# log4j format | SimpleDateFormat style pattern | Sample printout
# -----------------------------------------------------------------------
# ABSOLUTE | hh:mm:ss,SSS | 18:16:10,432
# DATE | dd MMM YYYY hh:mm:ss,SSS | 08 Jan 2003 18:16:10,432
# ISO8601 | YYYY-mm-dd hh:mm:ss,SSS | 2003-01-08 18:16:10,432

# =================
# CONFIGURING LOG4J
# =================

# log4j.rootLogger=PriorityLevel, Appender1 [, Appender2 [, etc.]]
# log4j.appender.KeyName[.Property[.Property[.etc]]={Class|Value}

# Set root logger to DEBUG and assign two appenders
# log4j.rootLogger=PriorityLevel, Appender1 [, Appender2 [, etc.]]
log4j.rootLogger=DEBUG, myConsole, myLogFile

# log4j.appender.KeyName[.Property[.Property[.etc]]={Class|Value}
# Console appender
log4j.appender.myConsole=org.apache.log4j.ConsoleAppender
log4j.appender.myConsole.layout=org.apache.log4j.PatternLayout
log4j.appender.myConsole.layout.ConversionPattern=%5p [%t] (%F:%L) - %m%n

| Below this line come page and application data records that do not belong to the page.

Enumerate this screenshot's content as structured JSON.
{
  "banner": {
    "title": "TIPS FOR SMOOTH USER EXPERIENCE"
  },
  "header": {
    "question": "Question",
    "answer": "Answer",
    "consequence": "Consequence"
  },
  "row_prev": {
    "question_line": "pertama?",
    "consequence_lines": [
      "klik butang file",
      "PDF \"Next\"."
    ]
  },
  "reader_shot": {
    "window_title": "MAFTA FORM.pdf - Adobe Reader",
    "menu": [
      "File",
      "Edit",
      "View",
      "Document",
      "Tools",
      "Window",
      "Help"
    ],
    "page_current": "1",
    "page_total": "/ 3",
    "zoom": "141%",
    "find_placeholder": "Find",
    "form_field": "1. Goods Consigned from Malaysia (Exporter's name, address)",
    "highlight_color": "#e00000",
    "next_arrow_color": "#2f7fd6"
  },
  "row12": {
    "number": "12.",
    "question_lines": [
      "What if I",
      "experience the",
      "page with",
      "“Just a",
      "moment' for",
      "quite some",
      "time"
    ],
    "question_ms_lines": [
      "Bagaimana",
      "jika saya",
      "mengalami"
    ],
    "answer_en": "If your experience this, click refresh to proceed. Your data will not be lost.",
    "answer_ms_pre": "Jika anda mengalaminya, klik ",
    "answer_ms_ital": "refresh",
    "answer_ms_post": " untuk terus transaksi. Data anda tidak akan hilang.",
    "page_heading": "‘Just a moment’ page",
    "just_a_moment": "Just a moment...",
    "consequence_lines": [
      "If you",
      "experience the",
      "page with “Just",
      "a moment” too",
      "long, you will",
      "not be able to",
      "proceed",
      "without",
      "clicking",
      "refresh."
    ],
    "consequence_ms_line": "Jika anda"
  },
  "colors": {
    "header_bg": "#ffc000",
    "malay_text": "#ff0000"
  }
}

# Rolling file appender
log4j.appender.myLogFile=org.apache.log4j.RollingFileAppender
log4j.appender.myLogFile.File=mylog.log
log4j.appender.myLogFile.MaxFileSize=100KB
# max backups at a time
log4j.appender.myLogFile.MaxBackupIndex=2
log4j.appender.myLogFile.layout=org.apache.log4j.PatternLayout
log4j.appender.myLogFile.layout.ConversionPattern= %d{MMM d, yyyy hh:mm:ss a}: %p [%t] %m%n
# Overriding the default DEBUG per appender
log4j.appender.myLogFile.threshold=WARN